== Segment start ==

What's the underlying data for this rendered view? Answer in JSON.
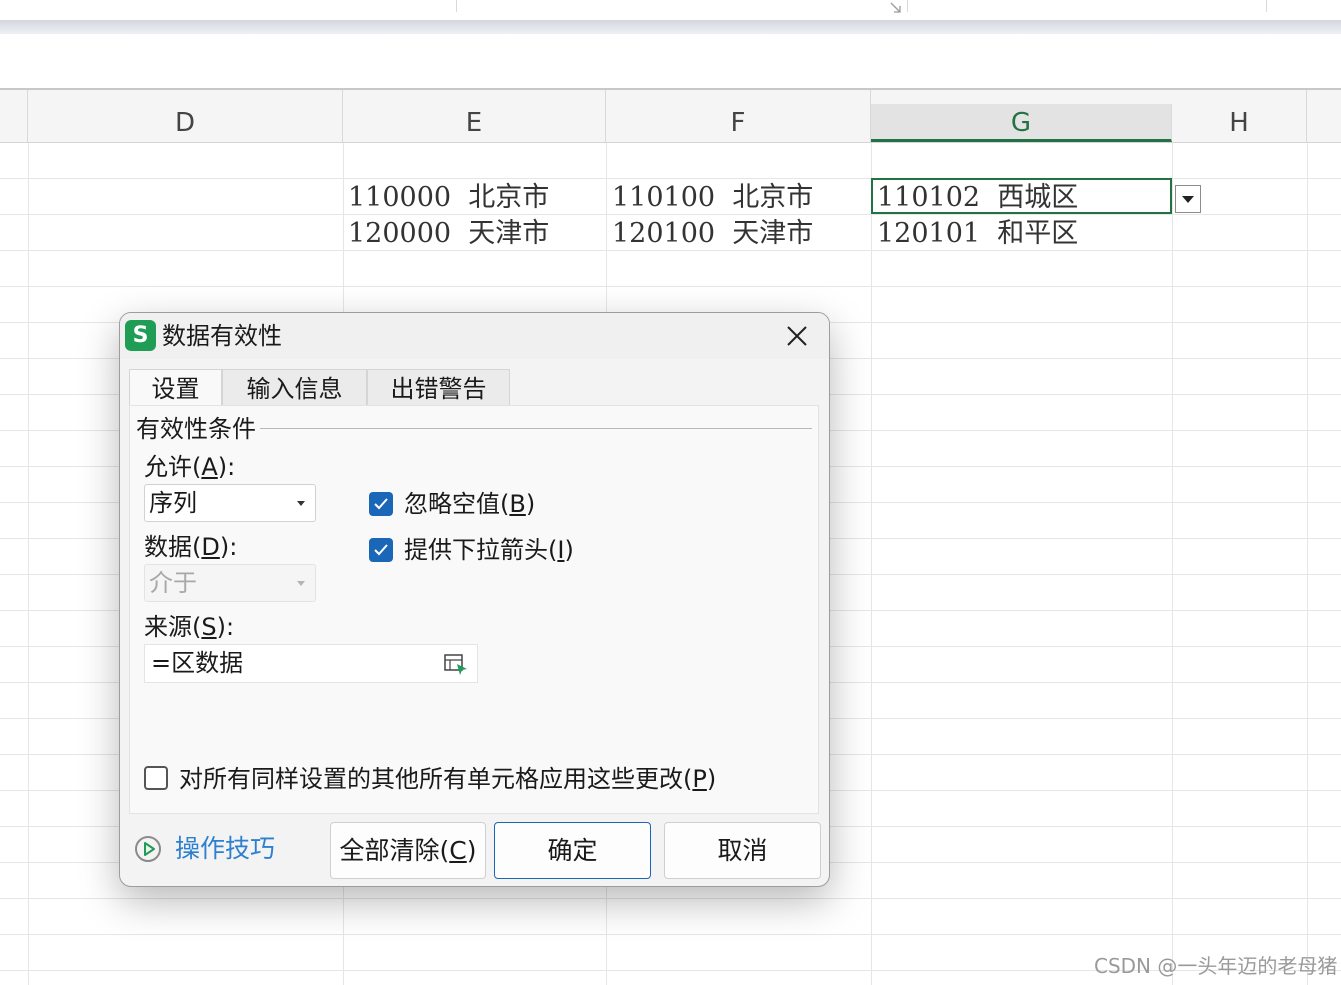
{
  "columns": [
    "D",
    "E",
    "F",
    "G",
    "H"
  ],
  "active_column": "G",
  "cells": {
    "E2": "110000  北京市",
    "E3": "120000  天津市",
    "F2": "110100  北京市",
    "F3": "120100  天津市",
    "G2": "110102  西城区",
    "G3": "120101  和平区"
  },
  "dialog": {
    "title": "数据有效性",
    "app_icon_letter": "S",
    "tabs": [
      "设置",
      "输入信息",
      "出错警告"
    ],
    "selected_tab": "设置",
    "group_label": "有效性条件",
    "allow": {
      "label": "允许",
      "mnemonic": "A",
      "value": "序列"
    },
    "data": {
      "label": "数据",
      "mnemonic": "D",
      "value": "介于",
      "disabled": true
    },
    "ignore_blank": {
      "label": "忽略空值",
      "mnemonic": "B",
      "checked": true
    },
    "in_cell_dropdown": {
      "label": "提供下拉箭头",
      "mnemonic": "I",
      "checked": true
    },
    "source": {
      "label": "来源",
      "mnemonic": "S",
      "value": "=区数据"
    },
    "apply_all": {
      "label": "对所有同样设置的其他所有单元格应用这些更改",
      "mnemonic": "P",
      "checked": false
    },
    "tips_link": "操作技巧",
    "buttons": {
      "clear_all": {
        "label": "全部清除",
        "mnemonic": "C"
      },
      "ok": "确定",
      "cancel": "取消"
    }
  },
  "colors": {
    "accent_green": "#217346",
    "checkbox_blue": "#1a67b7",
    "link_blue": "#2d7fd0",
    "app_icon_green": "#1f9d55"
  },
  "watermark": "CSDN @一头年迈的老母猪"
}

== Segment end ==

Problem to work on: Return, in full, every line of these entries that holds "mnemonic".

The answer:
      "mnemonic": "A",
      "mnemonic": "D",
      "mnemonic": "B",
      "mnemonic": "I",
      "mnemonic": "S",
      "mnemonic": "P",
        "mnemonic": "C"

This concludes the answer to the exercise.